**TASK ITEM**
Scan the records below. List lines holding "Installer".

**RECORDS FOR THIS EXERCISE**

*-*-*

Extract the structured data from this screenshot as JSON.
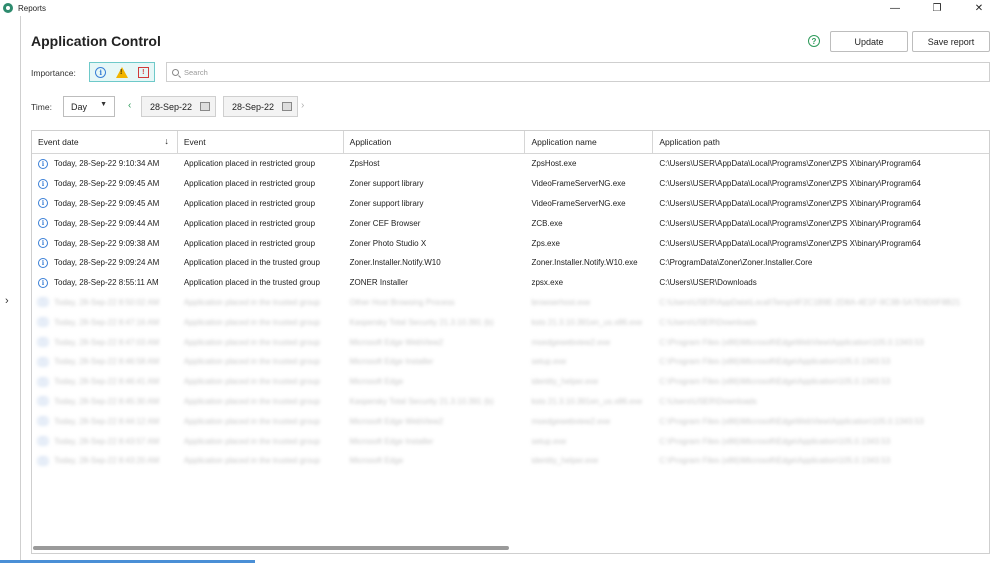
{
  "window": {
    "title": "Reports",
    "controls": [
      "—",
      "❐",
      "✕"
    ]
  },
  "page": {
    "heading": "Application Control",
    "help": "?",
    "update_label": "Update",
    "save_label": "Save report"
  },
  "filters": {
    "importance_label": "Importance:",
    "importance_icons": [
      "info-icon",
      "warning-icon",
      "critical-icon"
    ],
    "search_placeholder": "Search",
    "time_label": "Time:",
    "period_value": "Day",
    "date_from": "28-Sep-22",
    "date_to": "28-Sep-22"
  },
  "table": {
    "columns": [
      "Event date",
      "Event",
      "Application",
      "Application name",
      "Application path"
    ],
    "rows": [
      {
        "date": "Today, 28-Sep-22 9:10:34 AM",
        "event": "Application placed in restricted group",
        "app": "ZpsHost",
        "name": "ZpsHost.exe",
        "path": "C:\\Users\\USER\\AppData\\Local\\Programs\\Zoner\\ZPS X\\binary\\Program64"
      },
      {
        "date": "Today, 28-Sep-22 9:09:45 AM",
        "event": "Application placed in restricted group",
        "app": "Zoner support library",
        "name": "VideoFrameServerNG.exe",
        "path": "C:\\Users\\USER\\AppData\\Local\\Programs\\Zoner\\ZPS X\\binary\\Program64"
      },
      {
        "date": "Today, 28-Sep-22 9:09:45 AM",
        "event": "Application placed in restricted group",
        "app": "Zoner support library",
        "name": "VideoFrameServerNG.exe",
        "path": "C:\\Users\\USER\\AppData\\Local\\Programs\\Zoner\\ZPS X\\binary\\Program64"
      },
      {
        "date": "Today, 28-Sep-22 9:09:44 AM",
        "event": "Application placed in restricted group",
        "app": "Zoner CEF Browser",
        "name": "ZCB.exe",
        "path": "C:\\Users\\USER\\AppData\\Local\\Programs\\Zoner\\ZPS X\\binary\\Program64"
      },
      {
        "date": "Today, 28-Sep-22 9:09:38 AM",
        "event": "Application placed in restricted group",
        "app": "Zoner Photo Studio X",
        "name": "Zps.exe",
        "path": "C:\\Users\\USER\\AppData\\Local\\Programs\\Zoner\\ZPS X\\binary\\Program64"
      },
      {
        "date": "Today, 28-Sep-22 9:09:24 AM",
        "event": "Application placed in the trusted group",
        "app": "Zoner.Installer.Notify.W10",
        "name": "Zoner.Installer.Notify.W10.exe",
        "path": "C:\\ProgramData\\Zoner\\Zoner.Installer.Core"
      },
      {
        "date": "Today, 28-Sep-22 8:55:11 AM",
        "event": "Application placed in the trusted group",
        "app": "ZONER Installer",
        "name": "zpsx.exe",
        "path": "C:\\Users\\USER\\Downloads"
      }
    ],
    "blurred_rows": [
      {
        "date": "Today, 28-Sep-22 8:50:02 AM",
        "event": "Application placed in the trusted group",
        "app": "Other Host Browsing Process",
        "name": "browserhost.exe",
        "path": "C:\\Users\\USER\\AppData\\Local\\Temp\\4F2C1B9E-2D8A-4E1F-9C3B-5A7E6D0F8B21"
      },
      {
        "date": "Today, 28-Sep-22 8:47:16 AM",
        "event": "Application placed in the trusted group",
        "app": "Kaspersky Total Security 21.3.10.391 (b)",
        "name": "ksts 21.3.10.391en_us.x86.exe",
        "path": "C:\\Users\\USER\\Downloads"
      },
      {
        "date": "Today, 28-Sep-22 8:47:03 AM",
        "event": "Application placed in the trusted group",
        "app": "Microsoft Edge WebView2",
        "name": "msedgewebview2.exe",
        "path": "C:\\Program Files (x86)\\Microsoft\\EdgeWebView\\Application\\105.0.1343.53"
      },
      {
        "date": "Today, 28-Sep-22 8:46:58 AM",
        "event": "Application placed in the trusted group",
        "app": "Microsoft Edge Installer",
        "name": "setup.exe",
        "path": "C:\\Program Files (x86)\\Microsoft\\Edge\\Application\\105.0.1343.53"
      },
      {
        "date": "Today, 28-Sep-22 8:46:41 AM",
        "event": "Application placed in the trusted group",
        "app": "Microsoft Edge",
        "name": "identity_helper.exe",
        "path": "C:\\Program Files (x86)\\Microsoft\\Edge\\Application\\105.0.1343.53"
      },
      {
        "date": "Today, 28-Sep-22 8:45:30 AM",
        "event": "Application placed in the trusted group",
        "app": "Kaspersky Total Security 21.3.10.391 (b)",
        "name": "ksts 21.3.10.391en_us.x86.exe",
        "path": "C:\\Users\\USER\\Downloads"
      },
      {
        "date": "Today, 28-Sep-22 8:44:12 AM",
        "event": "Application placed in the trusted group",
        "app": "Microsoft Edge WebView2",
        "name": "msedgewebview2.exe",
        "path": "C:\\Program Files (x86)\\Microsoft\\EdgeWebView\\Application\\105.0.1343.53"
      },
      {
        "date": "Today, 28-Sep-22 8:43:57 AM",
        "event": "Application placed in the trusted group",
        "app": "Microsoft Edge Installer",
        "name": "setup.exe",
        "path": "C:\\Program Files (x86)\\Microsoft\\Edge\\Application\\105.0.1343.53"
      },
      {
        "date": "Today, 28-Sep-22 8:43:20 AM",
        "event": "Application placed in the trusted group",
        "app": "Microsoft Edge",
        "name": "identity_helper.exe",
        "path": "C:\\Program Files (x86)\\Microsoft\\Edge\\Application\\105.0.1343.53"
      }
    ]
  },
  "colors": {
    "accent": "#2e9a5a",
    "info": "#3a7fd6",
    "warning": "#f2b400",
    "critical": "#d23a3a"
  }
}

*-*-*

**RESPONSE**
        "app": "Zoner.Installer.Notify.W10",
        "name": "Zoner.Installer.Notify.W10.exe",
        "path": "C:\\ProgramData\\Zoner\\Zoner.Installer.Core"
        "app": "ZONER Installer",
        "app": "Microsoft Edge Installer",
        "app": "Microsoft Edge Installer",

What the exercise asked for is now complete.